Collecting the folklore and uses of plants

Yellow corydalis

Native to the southern foothills of the Alps, yellow corydalis (Pseudofumaria lutea) has been grown as an ornamental in the British Isles since late in the sixteenth century. It was first recorded in the wild plant in 1796 and became widespread early in the next century. In recent times it has expanded its distribution throughout the British Isles, although it remains little recorded in the Irish Republic [1]. As yellow corydalis has spread it seems to have adapted to new habitats; once it was restricted to crevices in walls and similar situations, now, in London, at least it seems able to colonise any bare ground. It is possible that climate change is stimulating greater seed production.
As an attractive plant which can rapidly spread, and was probably passed round between cottage gardeners, one would expect yellow corydalis to acquire a large number of local names. However, this does not seem to be so.
In their Dictionary of English Plant-names, 1886, James Britten and Robert Holland record lady’s pincushion, mother-of-thousands and pincushion as Devon names for yellow corydalis. A.S. Macmillan also records mother-of-thousands from Somerset [2], and collected fingers-and-thumbs from Stoke Abbott in west Dorset [3]. Yellow corydalis shares each of these names with nine or more other species (see the Local Names page on this website).
A more interesting name is Italian weed given to the plant in the Craven area of North Yorkshire, and recorded by Britten and Holland in a card index containing names accumulated for a supplement to their Dictionary, now housed in the Botany Library of the Natural History Museum, London. This name was given to yellow corydalis because it was ‘said to follow the Romans’.
Finally in issue 2 of her short-lived newsletter Plant Matters, autumn 1996, Ann Macfarlane records what must have been a very local name:
‘Yellow corydalis – Called Kitty Barnard in the Clywd [north Wales] village Glyndyfrdw after a Victorian lady who potted up the plant for sale in her garden. Another name for yellow corydalis is yellow fumitory.’
Thus it seems that the plant has acquired no more than seven local names in the British Isles.

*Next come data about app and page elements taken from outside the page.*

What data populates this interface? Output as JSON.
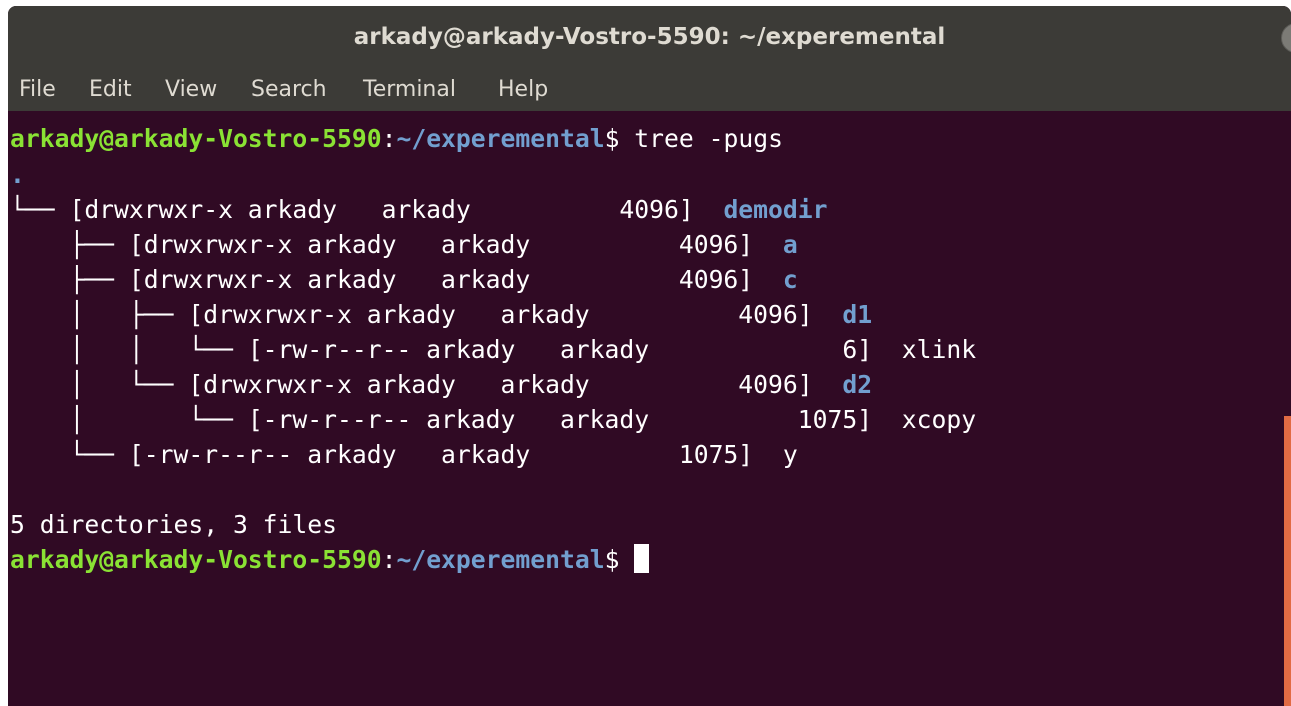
{
  "window": {
    "title": "arkady@arkady-Vostro-5590: ~/experemental",
    "buttons": {
      "minimize_icon": "minimize-icon",
      "maximize_icon": "maximize-icon",
      "close_icon": "close-icon"
    }
  },
  "menu": [
    "File",
    "Edit",
    "View",
    "Search",
    "Terminal",
    "Help"
  ],
  "prompt": {
    "user_host": "arkady@arkady-Vostro-5590",
    "separator": ":",
    "path": "~/experemental",
    "symbol": "$ "
  },
  "command": "tree -pugs",
  "tree": {
    "root": ".",
    "entries": [
      {
        "prefix": "└── ",
        "info": "[drwxrwxr-x arkady   arkady          4096]  ",
        "name": "demodir",
        "is_dir": true
      },
      {
        "prefix": "    ├── ",
        "info": "[drwxrwxr-x arkady   arkady          4096]  ",
        "name": "a",
        "is_dir": true
      },
      {
        "prefix": "    ├── ",
        "info": "[drwxrwxr-x arkady   arkady          4096]  ",
        "name": "c",
        "is_dir": true
      },
      {
        "prefix": "    │   ├── ",
        "info": "[drwxrwxr-x arkady   arkady          4096]  ",
        "name": "d1",
        "is_dir": true
      },
      {
        "prefix": "    │   │   └── ",
        "info": "[-rw-r--r-- arkady   arkady             6]  ",
        "name": "xlink",
        "is_dir": false
      },
      {
        "prefix": "    │   └── ",
        "info": "[drwxrwxr-x arkady   arkady          4096]  ",
        "name": "d2",
        "is_dir": true
      },
      {
        "prefix": "    │       └── ",
        "info": "[-rw-r--r-- arkady   arkady          1075]  ",
        "name": "xcopy",
        "is_dir": false
      },
      {
        "prefix": "    └── ",
        "info": "[-rw-r--r-- arkady   arkady          1075]  ",
        "name": "y",
        "is_dir": false
      }
    ]
  },
  "summary": "5 directories, 3 files",
  "colors": {
    "background": "#300a24",
    "user": "#8ae234",
    "path": "#729fcf",
    "text": "#ffffff",
    "titlebar": "#3c3b37",
    "close_button": "#e95420"
  }
}
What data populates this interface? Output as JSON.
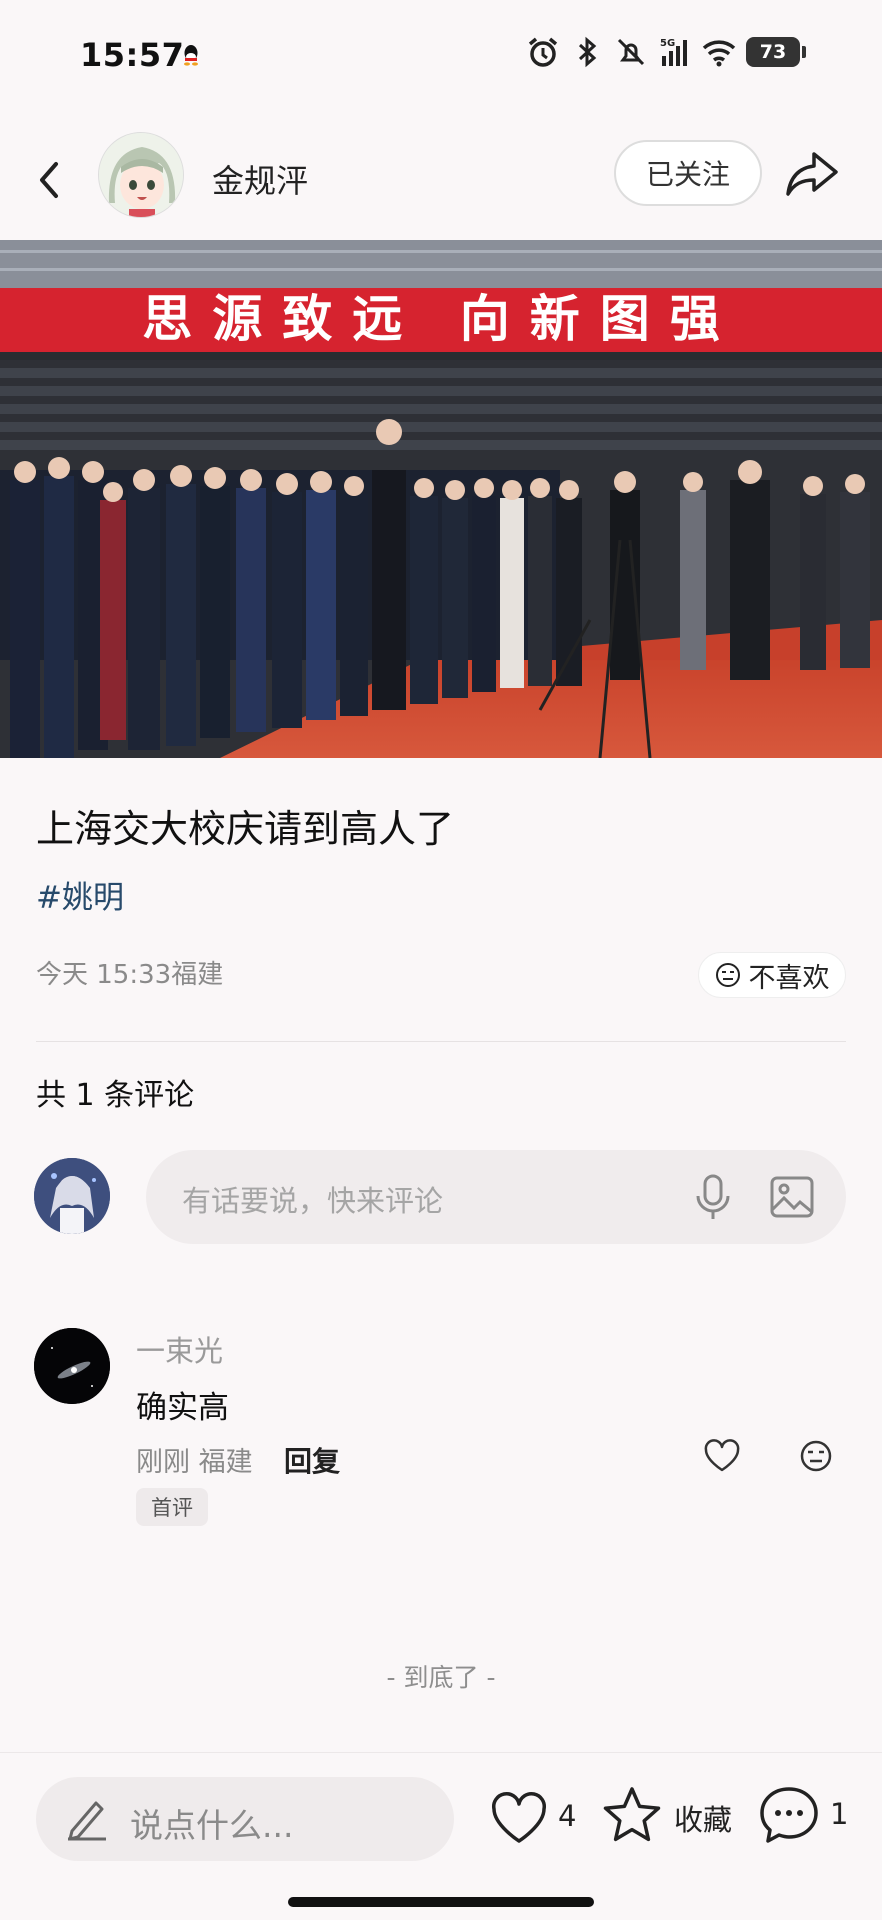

1. C. Preston, et al., New Atlas of the British & Irish Flora, 2002: 119.
2. A.S. Macmillan, Popular Names of Flowers, Fruits, etc., 1922: 197.
3. ibid.: 105.

PLA contains an additional name for yellow corydalis: poppers, used for both it and balsam (Impatiens spp.) in Wiltshire, and presumably referring to its explosive seed-capsules [Rowde, Wiltshire, February 1982].

Two additional names, recorded Criggion, Montgomeryshire, are given in The North Western Naturalist 14: 216 (1939): canary, and canary creeper.

Image:  Wadebridge, Cornwall, April 2014.

Updated 21 December 2020.